He said: no full resolution of the difficulties older people with dementia and their families and carers face will be made without a full settlement of the issues raised by the Dilnot Commission; a building up of capacity within our community care services to provide additional support for people at home; a much greater emphasis on preventive services, and a determined move to keep older people with dementia from unnecessary admissions to acute sector hospitals.

With these moves, a proper, well-managed move to a more intensely personalised service for people with dementia and their families, and a switch of resources from residential and acute sector services to the community we should, in the coming decade, be able to make great strides forward in - as the prime minister hopes - solving the problems of the `scandal' he has so properly recognised and identified.

We welcome this huge personal commitment and are determined to play our part in making much needed changes happen as well as holding the government to account for the actions agreed today.

ENDS

For further information contact
Peter Hay, ADASS President, 077669 923000
Sarah Pickup, ADASS Vice President, 01992 556300
Drew Clode, ADASS Policy/Press Adviser, 020 8348 5023/07976 837755

Editorial Notes

The Association of Directors of Adult Social Services (ADASS) represents directors of adult social services in local authorities in England. DASSs have statutory responsibilities for the social care of older people and adults with disabilities, while over 50 per cent also run social housing departments. ADASS members might also share a number of responsibilities for the provision and/or commissioning of housing, leisure, library, culture and arts services within their councils.

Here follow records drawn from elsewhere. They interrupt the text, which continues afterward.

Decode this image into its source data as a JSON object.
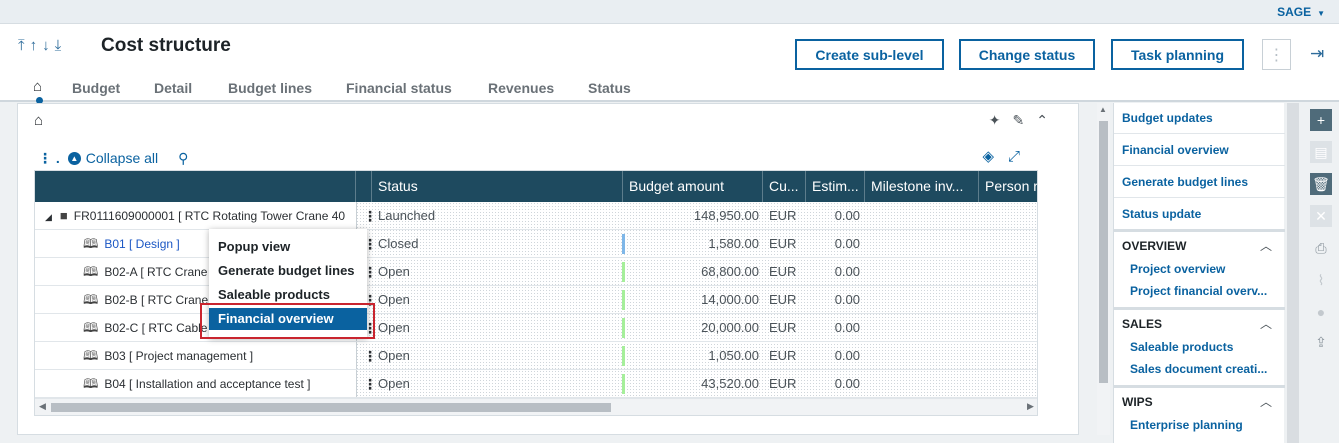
{
  "user": {
    "name": "SAGE"
  },
  "header": {
    "title": "Cost structure",
    "buttons": {
      "create_sub_level": "Create sub-level",
      "change_status": "Change status",
      "task_planning": "Task planning"
    }
  },
  "tabs": [
    "Budget",
    "Detail",
    "Budget lines",
    "Financial status",
    "Revenues",
    "Status"
  ],
  "toolbar": {
    "collapse_all": "Collapse all"
  },
  "grid": {
    "columns": [
      "Status",
      "Budget amount",
      "Cu...",
      "Estim...",
      "Milestone inv...",
      "Person r"
    ],
    "rows": [
      {
        "name": "FR0111609000001 [ RTC Rotating Tower Crane 40",
        "status": "Launched",
        "amount": "148,950.00",
        "currency": "EUR",
        "estimate": "0.00",
        "bar": ""
      },
      {
        "name": "B01 [ Design ]",
        "status": "Closed",
        "amount": "1,580.00",
        "currency": "EUR",
        "estimate": "0.00",
        "bar": "#7fb7e8"
      },
      {
        "name": "B02-A [ RTC Crane T",
        "status": "Open",
        "amount": "68,800.00",
        "currency": "EUR",
        "estimate": "0.00",
        "bar": "#a6ef9b"
      },
      {
        "name": "B02-B [ RTC Crane ",
        "status": "Open",
        "amount": "14,000.00",
        "currency": "EUR",
        "estimate": "0.00",
        "bar": "#a6ef9b"
      },
      {
        "name": "B02-C [ RTC Cable F",
        "status": "Open",
        "amount": "20,000.00",
        "currency": "EUR",
        "estimate": "0.00",
        "bar": "#a6ef9b"
      },
      {
        "name": "B03 [ Project management ]",
        "status": "Open",
        "amount": "1,050.00",
        "currency": "EUR",
        "estimate": "0.00",
        "bar": "#a6ef9b"
      },
      {
        "name": "B04 [ Installation and acceptance test ]",
        "status": "Open",
        "amount": "43,520.00",
        "currency": "EUR",
        "estimate": "0.00",
        "bar": "#a6ef9b"
      }
    ]
  },
  "context_menu": {
    "items": [
      "Popup view",
      "Generate budget lines",
      "Saleable products",
      "Financial overview"
    ],
    "selected": "Financial overview"
  },
  "sidebar": {
    "links": [
      "Budget updates",
      "Financial overview",
      "Generate budget lines",
      "Status update"
    ],
    "sections": [
      {
        "title": "OVERVIEW",
        "items": [
          "Project overview",
          "Project financial overv..."
        ]
      },
      {
        "title": "SALES",
        "items": [
          "Saleable products",
          "Sales document creati..."
        ]
      },
      {
        "title": "WIPS",
        "items": [
          "Enterprise planning"
        ]
      }
    ]
  },
  "colors": {
    "accent": "#0a62a0",
    "grid_header": "#1e4a5f",
    "menu_highlight": "#0a62a0",
    "outline": "#c9252f"
  }
}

* Earlier this month, ADASS published two documents looking at the future of services for older people, and ways in which providing people with personal budgets might be reviewed. See:

The Case for Tomorrow Facing the Beyond: A joint discussion document on the future of services for older people
Date: March 2012

The Case for Tomorrow.  Considers the background to a key recommendation of the ADASS discussion document The Case for Tomorrow published in March 2012